### Instructions to follow:
Filter the records below and copy every line containing the word "Quote".

Start of Supplied material

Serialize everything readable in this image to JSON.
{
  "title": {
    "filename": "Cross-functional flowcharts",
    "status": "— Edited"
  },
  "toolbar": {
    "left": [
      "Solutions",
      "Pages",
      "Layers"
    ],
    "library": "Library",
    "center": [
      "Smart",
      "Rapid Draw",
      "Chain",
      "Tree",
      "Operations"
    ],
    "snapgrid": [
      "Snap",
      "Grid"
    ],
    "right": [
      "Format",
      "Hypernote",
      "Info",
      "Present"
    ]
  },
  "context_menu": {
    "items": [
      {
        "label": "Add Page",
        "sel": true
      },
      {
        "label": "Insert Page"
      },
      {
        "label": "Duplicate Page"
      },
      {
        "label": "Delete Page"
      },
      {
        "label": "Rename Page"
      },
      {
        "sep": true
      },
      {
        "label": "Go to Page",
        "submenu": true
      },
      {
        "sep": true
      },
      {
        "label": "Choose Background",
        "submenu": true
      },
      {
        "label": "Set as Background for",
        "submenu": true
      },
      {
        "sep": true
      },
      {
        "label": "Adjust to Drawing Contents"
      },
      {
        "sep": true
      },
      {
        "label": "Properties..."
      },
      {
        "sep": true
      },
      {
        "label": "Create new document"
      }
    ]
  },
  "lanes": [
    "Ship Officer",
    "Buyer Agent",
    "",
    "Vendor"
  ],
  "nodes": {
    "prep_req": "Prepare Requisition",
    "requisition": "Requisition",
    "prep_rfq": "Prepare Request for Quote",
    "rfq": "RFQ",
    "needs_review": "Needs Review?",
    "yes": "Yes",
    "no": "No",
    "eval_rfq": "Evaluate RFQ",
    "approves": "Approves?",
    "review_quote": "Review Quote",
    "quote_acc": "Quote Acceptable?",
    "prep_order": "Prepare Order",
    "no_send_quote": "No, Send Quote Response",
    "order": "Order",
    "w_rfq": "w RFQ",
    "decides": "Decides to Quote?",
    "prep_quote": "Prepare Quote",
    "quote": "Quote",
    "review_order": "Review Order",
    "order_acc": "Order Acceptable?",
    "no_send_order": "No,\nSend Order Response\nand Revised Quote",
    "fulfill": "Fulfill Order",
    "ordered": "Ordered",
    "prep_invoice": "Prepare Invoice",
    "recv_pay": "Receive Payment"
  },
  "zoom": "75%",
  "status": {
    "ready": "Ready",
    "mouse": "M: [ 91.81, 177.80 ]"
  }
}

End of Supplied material

### The answer:
    "prep_rfq": "Prepare Request for Quote",
    "review_quote": "Review Quote",
    "quote_acc": "Quote Acceptable?",
    "no_send_quote": "No, Send Quote Response",
    "decides": "Decides to Quote?",
    "prep_quote": "Prepare Quote",
    "quote": "Quote",
    "no_send_order": "No,\nSend Order Response\nand Revised Quote",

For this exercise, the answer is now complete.